The event started early in the morning, so I decided to make it to Inariyama koen station on the Seibu Ikebukuro line no later than 9:30. I tell you what, the train was already packed. Here's what we looked like coming off of the train:
When I arrived, I discovered that the base had set up a special entry flow for air show attendees. Here is what it looked like:
I figured that the entrance would be a bit crowded but folks would fan out once we got inside.
Not so much...
It took two hours to get from the train station to the side of base with the flight line. The throng of people was so thick, I couldn't even move from my little spot in the wave of people. If I needed to use the restroom I think I would have had to throw a few elbows just to get through. Worst of all, everyone was on his/her cellphone, which meant that cellular bandwidth was non-existent. That meant that I could not even call my pal to let him know where I was or ask where I should meet him (let alone pass the time browsing things on the internet).
I wish I could say that things got better, but every thing I tried to do at the Air Show was just a battle with a crowd.
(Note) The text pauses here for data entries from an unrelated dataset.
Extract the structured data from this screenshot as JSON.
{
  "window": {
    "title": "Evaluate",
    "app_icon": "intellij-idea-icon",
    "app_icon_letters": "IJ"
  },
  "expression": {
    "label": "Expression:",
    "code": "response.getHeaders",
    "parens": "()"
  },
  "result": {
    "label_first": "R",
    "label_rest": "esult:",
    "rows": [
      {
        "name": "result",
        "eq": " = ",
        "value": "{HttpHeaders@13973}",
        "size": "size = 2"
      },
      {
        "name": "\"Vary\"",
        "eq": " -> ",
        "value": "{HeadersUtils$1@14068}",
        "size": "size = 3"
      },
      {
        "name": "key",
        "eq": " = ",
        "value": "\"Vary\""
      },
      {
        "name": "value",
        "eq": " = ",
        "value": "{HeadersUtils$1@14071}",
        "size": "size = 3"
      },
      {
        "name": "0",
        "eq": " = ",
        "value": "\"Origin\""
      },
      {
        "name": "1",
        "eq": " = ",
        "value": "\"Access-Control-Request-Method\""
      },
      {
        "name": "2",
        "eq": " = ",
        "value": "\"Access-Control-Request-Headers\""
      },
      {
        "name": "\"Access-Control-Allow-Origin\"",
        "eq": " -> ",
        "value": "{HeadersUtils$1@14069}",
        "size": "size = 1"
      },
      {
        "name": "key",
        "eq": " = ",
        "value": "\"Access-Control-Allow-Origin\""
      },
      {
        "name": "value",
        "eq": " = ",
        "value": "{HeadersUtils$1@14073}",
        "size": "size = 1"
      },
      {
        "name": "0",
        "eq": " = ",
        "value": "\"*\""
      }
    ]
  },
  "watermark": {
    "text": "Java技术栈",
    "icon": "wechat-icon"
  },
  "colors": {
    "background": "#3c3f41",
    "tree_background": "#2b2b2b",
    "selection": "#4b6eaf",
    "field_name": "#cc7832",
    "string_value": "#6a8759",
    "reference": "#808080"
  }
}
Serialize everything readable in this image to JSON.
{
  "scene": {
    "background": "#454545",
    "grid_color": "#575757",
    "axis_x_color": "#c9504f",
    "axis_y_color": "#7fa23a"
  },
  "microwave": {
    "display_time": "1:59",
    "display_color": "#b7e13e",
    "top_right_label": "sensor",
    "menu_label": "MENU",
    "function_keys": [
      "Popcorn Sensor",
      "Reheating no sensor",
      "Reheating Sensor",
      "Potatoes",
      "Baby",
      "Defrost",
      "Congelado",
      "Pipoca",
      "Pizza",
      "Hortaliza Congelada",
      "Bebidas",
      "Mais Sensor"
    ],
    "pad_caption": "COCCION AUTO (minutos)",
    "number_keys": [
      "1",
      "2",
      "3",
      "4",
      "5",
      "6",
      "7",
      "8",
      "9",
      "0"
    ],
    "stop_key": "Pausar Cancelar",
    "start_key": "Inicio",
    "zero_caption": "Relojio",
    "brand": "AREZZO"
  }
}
It was impossible to find any enjoyment from it at all, and I like to think of myself as an optimistic person who tries to see the best sides of things.
Ultimately, this event proved to be the worst I've attended, which was a huge letdown considering the enthusiasm I had going into it.
Still, I know that many of you may still want to attend an Air Show (the demonstrations are quite amazing), so allow me to offer a few lessons learned:
1) If you dislike crowds, you should avoid Air Shows. No matter which air show you try to attend in Japan, they will almost always be crowded like this. Unlike many air shows in the states which take place in larger areas and usually span a few days, Japanese air shows are typically just one-day affairs with lots of bottlenecks to get in and out of the event. Add the fact that there are so many aviation and military enthusiasts in Japan (as well as folks who just can't resist a special event), and there will always be a crowd.
2) Go early. Unless you are the most hardcore air show enthusiast who is camping out overnight, you will encounter a line no matter what time to you show up in the morning. Still, seeing as the line and the associated crowd only grow exponentially with each subsequent train arrival, it behooves you to be the early bird.
3) Don't rely on cell phone service at the event. With such a huge crowd, all of the cellular bandwidth will be either gone or frustratingly slow or intermittent. Pre plan meet-up times and locations, and if traveling alone, bring a book or magazine to while away the time hanging out in line since you won't be able to browse Twitter or Facebook.
Unfortunately, this was the best picture I was able to take of any aircraft all day...
Hitting the books once again as a Ph.D. student in Niigata Prefecture. Although I've lived in Japan many years, life as a student in this country is a first.
Blessed Dad. Lucky Husband. Happy Gaijin (most of the time).